* **What the task asks**:
Working through the entries below, find how many lines include the string "systems"; give only that number.

* **Data to use**:

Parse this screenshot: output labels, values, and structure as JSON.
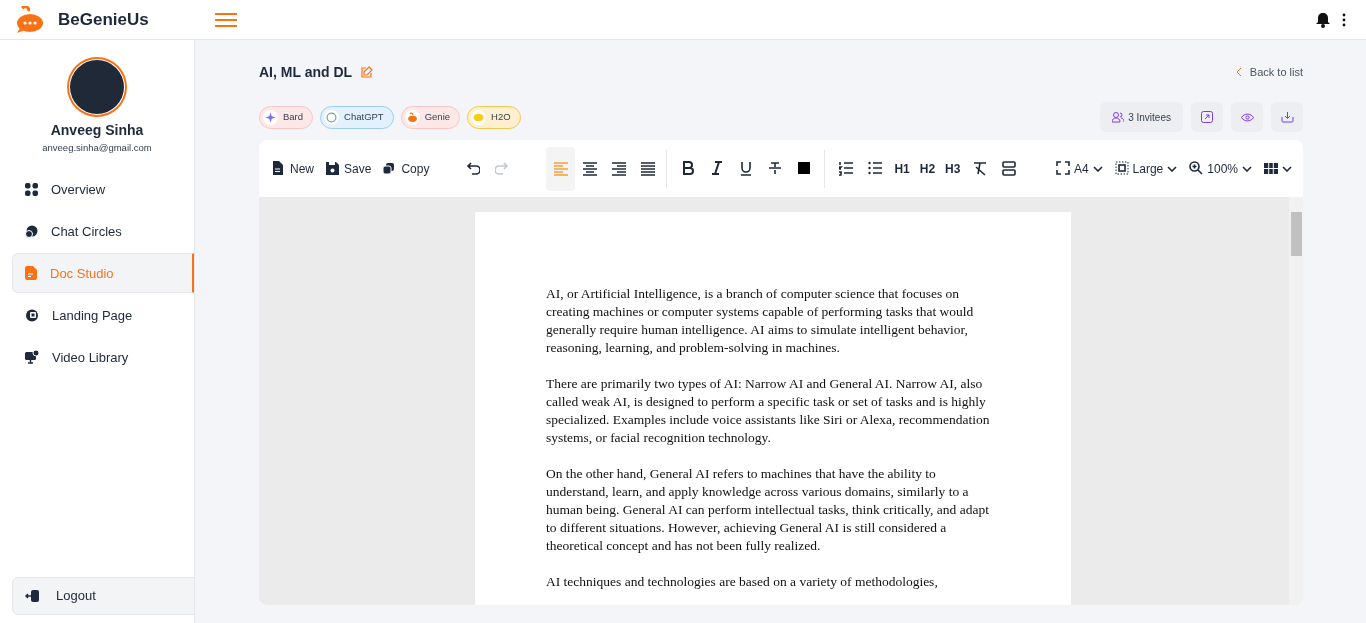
{
  "app": {
    "name": "BeGenieUs"
  },
  "user": {
    "name": "Anveeg Sinha",
    "email": "anveeg.sinha@gmail.com"
  },
  "nav": [
    {
      "label": "Overview",
      "selected": false
    },
    {
      "label": "Chat Circles",
      "selected": false
    },
    {
      "label": "Doc Studio",
      "selected": true
    },
    {
      "label": "Landing Page",
      "selected": false
    },
    {
      "label": "Video Library",
      "selected": false
    }
  ],
  "logout": "Logout",
  "document": {
    "title": "AI, ML and DL",
    "back_link": "Back to list"
  },
  "assistants": [
    {
      "label": "Bard",
      "color": "#fde8e8"
    },
    {
      "label": "ChatGPT",
      "color": "#e3f1fd"
    },
    {
      "label": "Genie",
      "color": "#fde8e8"
    },
    {
      "label": "H2O",
      "color": "#fdefcf"
    }
  ],
  "invitees": "3 Invitees",
  "toolbar": [
    {
      "items": [
        {
          "kind": "labeled",
          "label": "New"
        },
        {
          "kind": "labeled",
          "label": "Save"
        },
        {
          "kind": "labeled",
          "label": "Copy"
        }
      ]
    },
    {
      "items": [
        {
          "kind": "icon",
          "disabled": false
        },
        {
          "kind": "icon",
          "disabled": true
        }
      ]
    },
    {
      "items": [
        {
          "kind": "icon",
          "selected": true
        },
        {
          "kind": "icon",
          "selected": false
        },
        {
          "kind": "icon",
          "selected": false
        },
        {
          "kind": "icon",
          "selected": false
        }
      ]
    },
    {
      "items": [
        {
          "kind": "icon"
        },
        {
          "kind": "icon"
        },
        {
          "kind": "icon"
        },
        {
          "kind": "icon"
        },
        {
          "kind": "icon"
        }
      ]
    },
    {
      "items": [
        {
          "kind": "icon"
        },
        {
          "kind": "icon"
        },
        {
          "kind": "text",
          "label": "H1"
        },
        {
          "kind": "text",
          "label": "H2"
        },
        {
          "kind": "text",
          "label": "H3"
        },
        {
          "kind": "icon"
        },
        {
          "kind": "icon"
        }
      ]
    },
    {
      "items": [
        {
          "kind": "dropdown",
          "label": "A4"
        },
        {
          "kind": "dropdown",
          "label": "Large"
        },
        {
          "kind": "dropdown",
          "label": "100%"
        },
        {
          "kind": "dropdown"
        }
      ]
    }
  ],
  "paragraphs": [
    "AI, or Artificial Intelligence, is a branch of computer science that focuses on creating machines or computer systems capable of performing tasks that would generally require human intelligence. AI aims to simulate intelligent behavior, reasoning, learning, and problem-solving in machines.",
    "There are primarily two types of AI: Narrow AI and General AI. Narrow AI, also called weak AI, is designed to perform a specific task or set of tasks and is highly specialized. Examples include voice assistants like Siri or Alexa, recommendation systems, or facial recognition technology.",
    "On the other hand, General AI refers to machines that have the ability to understand, learn, and apply knowledge across various domains, similarly to a human being. General AI can perform intellectual tasks, think critically, and adapt to different situations. However, achieving General AI is still considered a theoretical concept and has not been fully realized.",
    "AI techniques and technologies are based on a variety of methodologies,"
  ]
}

* **Response to this task**:
2